[Opening Records for this task section]

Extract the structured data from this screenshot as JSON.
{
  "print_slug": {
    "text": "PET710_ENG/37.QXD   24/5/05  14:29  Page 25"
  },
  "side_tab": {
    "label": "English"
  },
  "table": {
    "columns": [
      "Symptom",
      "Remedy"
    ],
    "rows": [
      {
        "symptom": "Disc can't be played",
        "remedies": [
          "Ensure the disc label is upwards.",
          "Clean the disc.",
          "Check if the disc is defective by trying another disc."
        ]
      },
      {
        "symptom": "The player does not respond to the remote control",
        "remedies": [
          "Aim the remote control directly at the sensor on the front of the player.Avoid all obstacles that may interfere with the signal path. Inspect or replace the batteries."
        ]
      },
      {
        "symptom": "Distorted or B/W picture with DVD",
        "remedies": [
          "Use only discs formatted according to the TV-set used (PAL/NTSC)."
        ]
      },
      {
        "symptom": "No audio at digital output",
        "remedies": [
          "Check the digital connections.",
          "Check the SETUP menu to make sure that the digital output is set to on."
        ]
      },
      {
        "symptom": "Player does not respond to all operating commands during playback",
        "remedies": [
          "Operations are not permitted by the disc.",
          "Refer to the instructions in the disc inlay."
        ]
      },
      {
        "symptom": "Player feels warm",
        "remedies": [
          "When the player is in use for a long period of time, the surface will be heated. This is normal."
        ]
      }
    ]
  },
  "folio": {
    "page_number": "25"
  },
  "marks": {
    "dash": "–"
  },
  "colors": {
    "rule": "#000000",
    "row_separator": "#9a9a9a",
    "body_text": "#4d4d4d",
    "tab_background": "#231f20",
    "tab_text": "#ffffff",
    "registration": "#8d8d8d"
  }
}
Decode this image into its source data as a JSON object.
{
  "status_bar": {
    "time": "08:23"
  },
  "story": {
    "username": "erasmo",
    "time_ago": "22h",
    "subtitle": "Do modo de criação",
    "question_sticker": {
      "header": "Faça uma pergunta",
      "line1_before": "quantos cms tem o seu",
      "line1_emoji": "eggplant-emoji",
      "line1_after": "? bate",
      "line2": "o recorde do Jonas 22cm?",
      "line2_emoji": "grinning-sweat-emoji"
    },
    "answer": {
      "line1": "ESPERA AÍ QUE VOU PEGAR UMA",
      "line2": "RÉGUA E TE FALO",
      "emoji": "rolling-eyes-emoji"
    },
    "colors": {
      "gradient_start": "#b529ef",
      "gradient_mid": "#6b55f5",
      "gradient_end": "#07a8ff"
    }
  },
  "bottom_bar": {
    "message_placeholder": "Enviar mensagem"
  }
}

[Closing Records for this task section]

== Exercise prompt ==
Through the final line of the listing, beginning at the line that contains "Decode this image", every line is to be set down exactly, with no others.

== Answer section ==
Decode this image into its source data as a JSON object.
{
  "status_bar": {
    "time": "08:23"
  },
  "story": {
    "username": "erasmo",
    "time_ago": "22h",
    "subtitle": "Do modo de criação",
    "question_sticker": {
      "header": "Faça uma pergunta",
      "line1_before": "quantos cms tem o seu",
      "line1_emoji": "eggplant-emoji",
      "line1_after": "? bate",
      "line2": "o recorde do Jonas 22cm?",
      "line2_emoji": "grinning-sweat-emoji"
    },
    "answer": {
      "line1": "ESPERA AÍ QUE VOU PEGAR UMA",
      "line2": "RÉGUA E TE FALO",
      "emoji": "rolling-eyes-emoji"
    },
    "colors": {
      "gradient_start": "#b529ef",
      "gradient_mid": "#6b55f5",
      "gradient_end": "#07a8ff"
    }
  },
  "bottom_bar": {
    "message_placeholder": "Enviar mensagem"
  }
}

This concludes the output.